Standing 6’4 tall with a heart for lending a helping hand, Geoff is a volunteer that stands out at BaptistCare HopeStreet Port Kembla.

Geoff didn’t start his journey here voluntarily however, after being his father’s carer for eight years, he was placed on work for the dole.

“With my medical history, issues with my heart and cancer and all that, I thought I would go on a disability pension, but they put me on the dole and placed me at BaptistCare HopeStreet Port Kembla three and a half years ago.”

Over the years, Geoff has had the opportunity to build strong relationships and connections at HopeStreet. He’s also had some time to reflect on the views he once held and the differences between himself and those he feels privileged to serve.

“You always drive past but I’d never been in and didn’t know what people did. There’s a stigma where people don’t know what the hell goes on, right? Like me, I didn’t know what went on here,” said Geoff.

“It really was an eye opener. At first, you’re conscious of the people off the street, but they’re just decent people. I went in and started getting to know everyone and I thought, this is alright,” said Geoff.

Geoff is delighted to be a key part of the HopeStreet team delivering non-judgemental support to those in need. “On a daily basis I see help happening with no judgement attached and I feel good that I can help. Like going through clothes and helping them find something if they need it, toiletries and stuff like that.”

“I notice the difference in myself in understanding who they are. I’ve had everything in my life available to me. Then you see people do it real tough. I got a better start in life. Others got the wrong side of the street. And their lives are different because of that.”

During his role as his father’s carer over eight years, Geoff experienced isolation and a lack of community connection. Without HopeStreet, Geoff would not have social connection and friendships he depends on today.

“When I turned 66 and accessed the pension, I asked Di [HopeStreet Manager] if I can still work here and she said yes. I do that for myself. If I didn’t work here I would really miss it, the people here.”

“Everyone gets to know you and they love to talk to you. I feel I’m very much part of a community. I live in Port Kembla, so I go to the shops, the newsagent, a local cafe. Every time I walk down the street one of our clients will say, “How are you going today, Geoff? What’s for lunch?”

People are open and very friendly with me.”

After an extensive amount of planning and preparation, BaptistCare HopeStreet Port Kembla held its official opening at its new location at 27-29 Wentworth Street in Port Kembla on Friday 23 October.

The recent move has opened doors and created pathways for community members experiencing food insecurity and income disruption due to the pandemic, as well as existing clients who live on the margins every day.

Geoff confirms there are many new faces and more convenience in the location. “It’s more accessible here in town, and it’s a very nice place.
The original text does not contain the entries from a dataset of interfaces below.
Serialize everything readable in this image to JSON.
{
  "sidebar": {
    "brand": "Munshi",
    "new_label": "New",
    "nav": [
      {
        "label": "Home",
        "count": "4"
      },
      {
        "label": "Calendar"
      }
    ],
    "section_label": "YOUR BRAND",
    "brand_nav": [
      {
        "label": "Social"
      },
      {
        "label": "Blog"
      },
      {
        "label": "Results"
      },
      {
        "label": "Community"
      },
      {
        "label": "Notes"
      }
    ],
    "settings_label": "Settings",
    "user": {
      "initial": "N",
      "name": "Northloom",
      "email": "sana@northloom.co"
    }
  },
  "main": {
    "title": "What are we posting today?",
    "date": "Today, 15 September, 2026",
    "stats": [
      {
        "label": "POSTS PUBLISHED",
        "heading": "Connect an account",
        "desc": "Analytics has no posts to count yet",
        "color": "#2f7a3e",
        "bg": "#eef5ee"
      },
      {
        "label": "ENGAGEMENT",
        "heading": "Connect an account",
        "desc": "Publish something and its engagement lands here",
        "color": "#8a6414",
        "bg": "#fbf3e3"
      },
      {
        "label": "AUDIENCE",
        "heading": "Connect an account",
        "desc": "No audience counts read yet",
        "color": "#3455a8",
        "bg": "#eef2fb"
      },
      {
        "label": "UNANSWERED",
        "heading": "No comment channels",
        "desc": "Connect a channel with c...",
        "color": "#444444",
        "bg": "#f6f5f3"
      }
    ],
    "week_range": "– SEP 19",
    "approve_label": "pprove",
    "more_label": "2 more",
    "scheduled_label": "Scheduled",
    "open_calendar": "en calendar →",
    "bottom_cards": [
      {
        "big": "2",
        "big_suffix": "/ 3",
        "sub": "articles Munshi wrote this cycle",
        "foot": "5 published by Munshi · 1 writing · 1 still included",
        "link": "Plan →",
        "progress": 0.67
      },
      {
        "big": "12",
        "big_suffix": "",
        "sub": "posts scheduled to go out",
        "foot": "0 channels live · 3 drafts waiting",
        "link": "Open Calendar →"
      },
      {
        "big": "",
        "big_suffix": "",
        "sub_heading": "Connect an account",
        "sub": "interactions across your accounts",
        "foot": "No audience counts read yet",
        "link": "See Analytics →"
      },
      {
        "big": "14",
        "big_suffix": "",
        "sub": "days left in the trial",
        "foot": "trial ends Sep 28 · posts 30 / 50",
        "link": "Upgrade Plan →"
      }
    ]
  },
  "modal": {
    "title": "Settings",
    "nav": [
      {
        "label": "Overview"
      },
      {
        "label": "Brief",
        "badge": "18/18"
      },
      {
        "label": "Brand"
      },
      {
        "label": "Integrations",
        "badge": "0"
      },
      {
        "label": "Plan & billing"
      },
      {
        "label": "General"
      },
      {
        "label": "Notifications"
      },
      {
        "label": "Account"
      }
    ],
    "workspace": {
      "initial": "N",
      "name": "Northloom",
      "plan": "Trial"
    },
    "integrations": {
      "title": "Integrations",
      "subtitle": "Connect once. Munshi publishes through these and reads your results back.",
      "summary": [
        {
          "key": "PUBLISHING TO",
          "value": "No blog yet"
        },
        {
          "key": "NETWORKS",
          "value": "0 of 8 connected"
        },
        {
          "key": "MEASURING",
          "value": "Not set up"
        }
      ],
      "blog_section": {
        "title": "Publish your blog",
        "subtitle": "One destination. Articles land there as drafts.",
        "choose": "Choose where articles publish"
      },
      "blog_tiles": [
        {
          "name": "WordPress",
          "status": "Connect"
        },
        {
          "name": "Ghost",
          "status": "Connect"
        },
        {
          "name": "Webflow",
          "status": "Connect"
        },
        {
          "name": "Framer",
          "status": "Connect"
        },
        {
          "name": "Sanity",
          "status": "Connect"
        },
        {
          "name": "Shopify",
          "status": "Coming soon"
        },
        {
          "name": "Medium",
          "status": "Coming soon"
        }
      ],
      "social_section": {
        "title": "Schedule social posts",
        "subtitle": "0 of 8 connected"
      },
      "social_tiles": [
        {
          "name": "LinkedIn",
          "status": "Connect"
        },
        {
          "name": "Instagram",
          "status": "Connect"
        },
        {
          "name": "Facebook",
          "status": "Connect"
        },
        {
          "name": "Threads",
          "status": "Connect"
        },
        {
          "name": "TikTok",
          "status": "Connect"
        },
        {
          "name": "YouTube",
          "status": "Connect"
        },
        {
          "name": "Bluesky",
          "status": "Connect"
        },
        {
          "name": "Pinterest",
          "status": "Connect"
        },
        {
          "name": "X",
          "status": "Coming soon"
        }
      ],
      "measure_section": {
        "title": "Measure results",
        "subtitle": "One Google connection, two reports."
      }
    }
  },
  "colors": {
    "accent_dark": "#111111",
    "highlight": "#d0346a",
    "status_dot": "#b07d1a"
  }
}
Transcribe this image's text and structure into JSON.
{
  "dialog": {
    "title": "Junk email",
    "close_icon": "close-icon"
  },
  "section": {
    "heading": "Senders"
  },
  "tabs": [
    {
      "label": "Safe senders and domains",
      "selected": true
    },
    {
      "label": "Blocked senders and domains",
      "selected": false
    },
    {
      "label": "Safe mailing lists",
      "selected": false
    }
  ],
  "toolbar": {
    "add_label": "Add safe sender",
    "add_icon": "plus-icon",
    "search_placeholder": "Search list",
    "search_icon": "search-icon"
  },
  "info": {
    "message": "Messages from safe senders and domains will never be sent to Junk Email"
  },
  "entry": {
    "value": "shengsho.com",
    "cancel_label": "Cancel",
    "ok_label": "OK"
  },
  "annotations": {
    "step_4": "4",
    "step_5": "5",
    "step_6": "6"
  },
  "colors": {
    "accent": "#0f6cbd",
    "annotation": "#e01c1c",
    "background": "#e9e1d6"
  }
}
There’s more room and it’s more practical now, we’re all together in one space, the kitchen is not separated from the eating areas,” said Geoff.

“More people now know about it. Some people just come once or twice a week, they feel more relaxed to be here connecting during a time of isolation and disconnect. It gives them a place to come for a meal, or to pick up food and vegetables that we give away.”

BaptistCare HopeStreet Port Kembla, formerly known as Darcy House in its old location on Old Port Road, has been providing hope to the Port Kembla community since 2006.